What you are asked to do —
The answer must consist of every line in the records below that contains the string "date".

Saved data entries
::::::::::
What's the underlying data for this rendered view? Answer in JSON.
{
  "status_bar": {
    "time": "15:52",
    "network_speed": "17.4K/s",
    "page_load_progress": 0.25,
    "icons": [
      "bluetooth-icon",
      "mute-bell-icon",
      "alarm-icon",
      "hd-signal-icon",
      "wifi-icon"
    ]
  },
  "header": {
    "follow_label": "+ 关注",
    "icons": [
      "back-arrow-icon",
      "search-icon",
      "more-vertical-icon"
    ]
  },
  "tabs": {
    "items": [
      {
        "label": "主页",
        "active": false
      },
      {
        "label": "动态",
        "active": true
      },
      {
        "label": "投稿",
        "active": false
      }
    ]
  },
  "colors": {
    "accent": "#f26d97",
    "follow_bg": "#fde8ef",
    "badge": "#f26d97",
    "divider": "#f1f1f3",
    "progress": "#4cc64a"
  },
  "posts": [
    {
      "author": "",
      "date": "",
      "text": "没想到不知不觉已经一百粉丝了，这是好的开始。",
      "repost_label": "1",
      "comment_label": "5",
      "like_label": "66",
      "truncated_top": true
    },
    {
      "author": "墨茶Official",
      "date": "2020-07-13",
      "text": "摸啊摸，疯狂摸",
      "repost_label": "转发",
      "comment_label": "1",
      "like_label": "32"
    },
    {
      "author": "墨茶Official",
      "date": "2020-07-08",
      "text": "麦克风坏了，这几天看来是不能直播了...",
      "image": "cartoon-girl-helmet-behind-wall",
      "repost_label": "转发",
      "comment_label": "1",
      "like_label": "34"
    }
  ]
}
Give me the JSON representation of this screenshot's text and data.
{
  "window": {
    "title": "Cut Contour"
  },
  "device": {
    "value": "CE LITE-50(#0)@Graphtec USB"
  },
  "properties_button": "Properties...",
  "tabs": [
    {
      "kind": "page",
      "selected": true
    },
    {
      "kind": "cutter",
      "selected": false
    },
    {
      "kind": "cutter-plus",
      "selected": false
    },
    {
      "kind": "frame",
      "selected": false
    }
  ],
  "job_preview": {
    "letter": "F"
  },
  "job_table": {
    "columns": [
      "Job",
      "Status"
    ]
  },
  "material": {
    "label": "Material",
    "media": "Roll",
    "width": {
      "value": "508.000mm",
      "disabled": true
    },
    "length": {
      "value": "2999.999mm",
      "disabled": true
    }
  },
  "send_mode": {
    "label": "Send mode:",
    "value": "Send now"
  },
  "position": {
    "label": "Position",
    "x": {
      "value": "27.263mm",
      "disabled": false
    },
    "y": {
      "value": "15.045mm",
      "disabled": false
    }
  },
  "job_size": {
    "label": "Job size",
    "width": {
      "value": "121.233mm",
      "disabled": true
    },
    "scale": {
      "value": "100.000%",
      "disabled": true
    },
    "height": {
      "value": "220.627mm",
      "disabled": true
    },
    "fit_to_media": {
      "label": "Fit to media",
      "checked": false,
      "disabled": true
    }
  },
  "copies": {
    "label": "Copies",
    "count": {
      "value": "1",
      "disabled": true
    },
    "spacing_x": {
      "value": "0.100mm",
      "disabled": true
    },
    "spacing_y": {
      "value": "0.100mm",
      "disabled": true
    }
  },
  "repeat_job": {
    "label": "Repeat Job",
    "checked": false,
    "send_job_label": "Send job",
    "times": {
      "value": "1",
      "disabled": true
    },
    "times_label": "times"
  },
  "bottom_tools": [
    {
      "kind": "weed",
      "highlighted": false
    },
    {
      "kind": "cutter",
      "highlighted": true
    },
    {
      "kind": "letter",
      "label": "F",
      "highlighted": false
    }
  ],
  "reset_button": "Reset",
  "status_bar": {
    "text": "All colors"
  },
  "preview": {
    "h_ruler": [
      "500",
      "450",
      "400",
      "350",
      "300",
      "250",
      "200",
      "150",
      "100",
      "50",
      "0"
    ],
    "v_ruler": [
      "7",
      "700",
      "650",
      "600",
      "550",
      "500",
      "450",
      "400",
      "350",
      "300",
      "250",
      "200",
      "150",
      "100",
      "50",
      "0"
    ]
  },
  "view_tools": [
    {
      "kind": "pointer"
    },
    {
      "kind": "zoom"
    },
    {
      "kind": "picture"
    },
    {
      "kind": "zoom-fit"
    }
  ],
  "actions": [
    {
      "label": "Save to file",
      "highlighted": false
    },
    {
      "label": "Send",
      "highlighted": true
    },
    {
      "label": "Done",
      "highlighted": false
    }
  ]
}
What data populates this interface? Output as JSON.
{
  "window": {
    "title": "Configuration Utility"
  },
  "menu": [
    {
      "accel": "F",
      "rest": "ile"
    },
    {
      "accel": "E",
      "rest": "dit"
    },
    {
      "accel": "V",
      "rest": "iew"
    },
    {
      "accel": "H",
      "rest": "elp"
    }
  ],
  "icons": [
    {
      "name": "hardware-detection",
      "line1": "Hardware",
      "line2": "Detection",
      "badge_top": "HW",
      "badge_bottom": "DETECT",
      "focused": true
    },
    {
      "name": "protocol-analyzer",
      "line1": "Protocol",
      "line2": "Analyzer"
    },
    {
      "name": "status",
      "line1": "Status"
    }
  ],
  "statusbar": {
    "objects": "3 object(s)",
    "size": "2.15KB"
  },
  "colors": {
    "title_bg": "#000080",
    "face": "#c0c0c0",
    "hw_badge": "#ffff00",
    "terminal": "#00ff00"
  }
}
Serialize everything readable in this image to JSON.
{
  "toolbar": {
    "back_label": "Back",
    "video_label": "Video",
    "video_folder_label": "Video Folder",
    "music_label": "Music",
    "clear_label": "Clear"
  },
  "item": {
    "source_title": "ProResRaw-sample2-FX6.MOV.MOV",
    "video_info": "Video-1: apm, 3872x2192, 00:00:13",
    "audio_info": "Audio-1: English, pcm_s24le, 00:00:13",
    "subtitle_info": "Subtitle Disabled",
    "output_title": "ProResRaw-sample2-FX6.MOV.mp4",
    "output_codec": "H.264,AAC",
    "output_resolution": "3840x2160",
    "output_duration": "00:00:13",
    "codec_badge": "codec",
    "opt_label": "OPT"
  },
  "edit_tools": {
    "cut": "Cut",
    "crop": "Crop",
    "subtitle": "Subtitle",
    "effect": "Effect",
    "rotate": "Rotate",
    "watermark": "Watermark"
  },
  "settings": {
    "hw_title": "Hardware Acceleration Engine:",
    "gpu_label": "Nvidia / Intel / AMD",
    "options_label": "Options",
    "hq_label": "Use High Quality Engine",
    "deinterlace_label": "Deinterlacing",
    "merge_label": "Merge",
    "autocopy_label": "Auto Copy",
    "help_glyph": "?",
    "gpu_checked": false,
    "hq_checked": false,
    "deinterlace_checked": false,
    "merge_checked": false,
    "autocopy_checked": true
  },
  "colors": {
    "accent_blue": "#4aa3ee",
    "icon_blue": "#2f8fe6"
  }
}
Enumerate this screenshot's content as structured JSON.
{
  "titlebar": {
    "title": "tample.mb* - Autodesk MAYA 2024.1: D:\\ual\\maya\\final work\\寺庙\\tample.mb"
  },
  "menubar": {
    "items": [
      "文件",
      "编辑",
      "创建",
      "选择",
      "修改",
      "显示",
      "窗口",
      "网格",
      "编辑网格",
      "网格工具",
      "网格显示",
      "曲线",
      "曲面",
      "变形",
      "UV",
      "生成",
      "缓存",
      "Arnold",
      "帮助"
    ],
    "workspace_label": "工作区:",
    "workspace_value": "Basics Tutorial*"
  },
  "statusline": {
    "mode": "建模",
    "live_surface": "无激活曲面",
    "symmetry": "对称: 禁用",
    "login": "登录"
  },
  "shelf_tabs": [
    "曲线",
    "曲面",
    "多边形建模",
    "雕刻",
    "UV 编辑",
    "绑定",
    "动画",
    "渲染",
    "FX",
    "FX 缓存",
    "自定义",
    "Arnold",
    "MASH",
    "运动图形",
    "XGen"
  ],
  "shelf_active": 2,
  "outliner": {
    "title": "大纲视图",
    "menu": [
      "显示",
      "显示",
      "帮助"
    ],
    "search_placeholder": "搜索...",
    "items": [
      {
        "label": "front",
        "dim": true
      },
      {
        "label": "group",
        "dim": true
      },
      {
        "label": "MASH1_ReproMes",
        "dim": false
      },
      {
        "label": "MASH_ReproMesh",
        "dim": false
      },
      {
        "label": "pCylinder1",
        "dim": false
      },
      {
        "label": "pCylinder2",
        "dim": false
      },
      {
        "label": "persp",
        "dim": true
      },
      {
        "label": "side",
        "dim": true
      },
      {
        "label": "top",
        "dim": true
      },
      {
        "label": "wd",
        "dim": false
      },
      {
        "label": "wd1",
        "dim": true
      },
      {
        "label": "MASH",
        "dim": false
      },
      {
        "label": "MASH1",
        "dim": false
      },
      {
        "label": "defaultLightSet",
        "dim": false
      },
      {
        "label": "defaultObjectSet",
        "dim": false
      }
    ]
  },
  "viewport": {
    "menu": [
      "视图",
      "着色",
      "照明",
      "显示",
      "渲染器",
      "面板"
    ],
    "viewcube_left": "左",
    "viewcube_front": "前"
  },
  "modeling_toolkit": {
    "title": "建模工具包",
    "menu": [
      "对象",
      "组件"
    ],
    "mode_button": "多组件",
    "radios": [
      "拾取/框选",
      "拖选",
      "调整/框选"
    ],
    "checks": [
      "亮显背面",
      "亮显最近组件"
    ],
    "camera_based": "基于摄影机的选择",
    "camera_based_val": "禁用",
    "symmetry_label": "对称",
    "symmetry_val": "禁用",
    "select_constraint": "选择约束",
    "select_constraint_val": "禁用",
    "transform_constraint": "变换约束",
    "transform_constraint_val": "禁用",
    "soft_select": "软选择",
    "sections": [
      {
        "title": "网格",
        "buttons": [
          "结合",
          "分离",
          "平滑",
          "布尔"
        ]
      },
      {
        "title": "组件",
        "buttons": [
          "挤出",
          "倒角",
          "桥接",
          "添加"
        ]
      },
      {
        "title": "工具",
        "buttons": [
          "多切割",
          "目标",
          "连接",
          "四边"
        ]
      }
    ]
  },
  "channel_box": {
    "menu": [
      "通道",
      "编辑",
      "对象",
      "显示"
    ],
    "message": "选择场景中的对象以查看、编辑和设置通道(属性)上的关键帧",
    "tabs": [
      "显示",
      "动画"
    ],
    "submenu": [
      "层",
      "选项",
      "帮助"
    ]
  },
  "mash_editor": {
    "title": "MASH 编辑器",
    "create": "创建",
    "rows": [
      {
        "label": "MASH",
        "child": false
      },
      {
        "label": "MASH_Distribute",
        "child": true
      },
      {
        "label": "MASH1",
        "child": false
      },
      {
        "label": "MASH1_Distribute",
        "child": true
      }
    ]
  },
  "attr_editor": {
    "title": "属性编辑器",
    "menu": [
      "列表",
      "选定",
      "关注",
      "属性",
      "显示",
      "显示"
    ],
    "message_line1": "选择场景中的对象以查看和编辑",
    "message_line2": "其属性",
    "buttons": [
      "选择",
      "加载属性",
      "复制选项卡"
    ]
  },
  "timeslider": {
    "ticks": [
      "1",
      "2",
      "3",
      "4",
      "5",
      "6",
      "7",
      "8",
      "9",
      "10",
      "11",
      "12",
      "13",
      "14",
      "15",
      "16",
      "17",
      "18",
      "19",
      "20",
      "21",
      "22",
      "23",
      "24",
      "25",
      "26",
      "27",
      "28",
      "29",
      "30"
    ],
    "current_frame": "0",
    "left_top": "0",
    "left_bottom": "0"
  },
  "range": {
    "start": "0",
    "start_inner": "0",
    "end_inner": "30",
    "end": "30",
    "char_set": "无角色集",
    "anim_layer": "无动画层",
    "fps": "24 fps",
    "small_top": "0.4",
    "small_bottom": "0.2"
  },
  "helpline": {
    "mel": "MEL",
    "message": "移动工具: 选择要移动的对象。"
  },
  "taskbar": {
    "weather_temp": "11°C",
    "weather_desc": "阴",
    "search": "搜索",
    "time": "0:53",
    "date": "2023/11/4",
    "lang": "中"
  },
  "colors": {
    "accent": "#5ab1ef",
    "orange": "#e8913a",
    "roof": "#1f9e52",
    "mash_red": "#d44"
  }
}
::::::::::
Solution for this task —
      "date": "",
      "date": "2020-07-13",
      "date": "2020-07-08",
    "date": "2023/11/4",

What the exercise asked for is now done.